INSTRUCTIONS FOR THE TASK: In full and without edits, write out the data that follows.

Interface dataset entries
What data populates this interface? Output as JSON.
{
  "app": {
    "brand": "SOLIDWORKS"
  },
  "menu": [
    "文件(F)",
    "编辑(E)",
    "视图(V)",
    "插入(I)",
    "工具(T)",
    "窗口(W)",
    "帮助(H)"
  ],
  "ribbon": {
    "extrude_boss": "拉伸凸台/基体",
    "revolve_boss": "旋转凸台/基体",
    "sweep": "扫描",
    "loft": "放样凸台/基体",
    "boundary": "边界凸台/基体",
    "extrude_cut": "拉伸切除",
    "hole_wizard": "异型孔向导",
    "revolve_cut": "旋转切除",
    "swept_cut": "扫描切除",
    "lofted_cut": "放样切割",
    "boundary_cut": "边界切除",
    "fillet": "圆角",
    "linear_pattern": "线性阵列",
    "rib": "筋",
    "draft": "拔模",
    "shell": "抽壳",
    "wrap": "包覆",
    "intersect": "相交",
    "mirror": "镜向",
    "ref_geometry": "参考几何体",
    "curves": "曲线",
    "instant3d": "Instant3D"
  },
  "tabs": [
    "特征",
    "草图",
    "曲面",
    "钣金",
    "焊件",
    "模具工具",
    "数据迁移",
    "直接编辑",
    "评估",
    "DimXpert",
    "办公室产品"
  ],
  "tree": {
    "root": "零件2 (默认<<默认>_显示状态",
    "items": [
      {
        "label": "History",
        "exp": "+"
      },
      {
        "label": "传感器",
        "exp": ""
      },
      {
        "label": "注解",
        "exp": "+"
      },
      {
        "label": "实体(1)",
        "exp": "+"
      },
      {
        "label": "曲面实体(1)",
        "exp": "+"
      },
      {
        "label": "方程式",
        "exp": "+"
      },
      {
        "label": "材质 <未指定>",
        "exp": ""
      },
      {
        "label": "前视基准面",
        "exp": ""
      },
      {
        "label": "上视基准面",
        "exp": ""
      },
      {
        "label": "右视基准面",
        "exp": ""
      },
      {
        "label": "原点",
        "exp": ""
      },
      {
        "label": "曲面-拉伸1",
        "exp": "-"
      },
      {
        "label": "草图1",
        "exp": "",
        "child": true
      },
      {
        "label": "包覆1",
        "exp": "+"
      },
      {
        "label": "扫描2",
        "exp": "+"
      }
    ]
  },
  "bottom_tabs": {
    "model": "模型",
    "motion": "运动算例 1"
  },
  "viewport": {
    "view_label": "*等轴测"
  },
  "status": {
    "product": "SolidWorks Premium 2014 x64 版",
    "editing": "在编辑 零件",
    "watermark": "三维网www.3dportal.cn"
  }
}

YOUR RESPONSE:
What data populates this interface? Output as JSON.
{
  "app": {
    "brand": "SOLIDWORKS"
  },
  "menu": [
    "文件(F)",
    "编辑(E)",
    "视图(V)",
    "插入(I)",
    "工具(T)",
    "窗口(W)",
    "帮助(H)"
  ],
  "ribbon": {
    "extrude_boss": "拉伸凸台/基体",
    "revolve_boss": "旋转凸台/基体",
    "sweep": "扫描",
    "loft": "放样凸台/基体",
    "boundary": "边界凸台/基体",
    "extrude_cut": "拉伸切除",
    "hole_wizard": "异型孔向导",
    "revolve_cut": "旋转切除",
    "swept_cut": "扫描切除",
    "lofted_cut": "放样切割",
    "boundary_cut": "边界切除",
    "fillet": "圆角",
    "linear_pattern": "线性阵列",
    "rib": "筋",
    "draft": "拔模",
    "shell": "抽壳",
    "wrap": "包覆",
    "intersect": "相交",
    "mirror": "镜向",
    "ref_geometry": "参考几何体",
    "curves": "曲线",
    "instant3d": "Instant3D"
  },
  "tabs": [
    "特征",
    "草图",
    "曲面",
    "钣金",
    "焊件",
    "模具工具",
    "数据迁移",
    "直接编辑",
    "评估",
    "DimXpert",
    "办公室产品"
  ],
  "tree": {
    "root": "零件2 (默认<<默认>_显示状态",
    "items": [
      {
        "label": "History",
        "exp": "+"
      },
      {
        "label": "传感器",
        "exp": ""
      },
      {
        "label": "注解",
        "exp": "+"
      },
      {
        "label": "实体(1)",
        "exp": "+"
      },
      {
        "label": "曲面实体(1)",
        "exp": "+"
      },
      {
        "label": "方程式",
        "exp": "+"
      },
      {
        "label": "材质 <未指定>",
        "exp": ""
      },
      {
        "label": "前视基准面",
        "exp": ""
      },
      {
        "label": "上视基准面",
        "exp": ""
      },
      {
        "label": "右视基准面",
        "exp": ""
      },
      {
        "label": "原点",
        "exp": ""
      },
      {
        "label": "曲面-拉伸1",
        "exp": "-"
      },
      {
        "label": "草图1",
        "exp": "",
        "child": true
      },
      {
        "label": "包覆1",
        "exp": "+"
      },
      {
        "label": "扫描2",
        "exp": "+"
      }
    ]
  },
  "bottom_tabs": {
    "model": "模型",
    "motion": "运动算例 1"
  },
  "viewport": {
    "view_label": "*等轴测"
  },
  "status": {
    "product": "SolidWorks Premium 2014 x64 版",
    "editing": "在编辑 零件",
    "watermark": "三维网www.3dportal.cn"
  }
}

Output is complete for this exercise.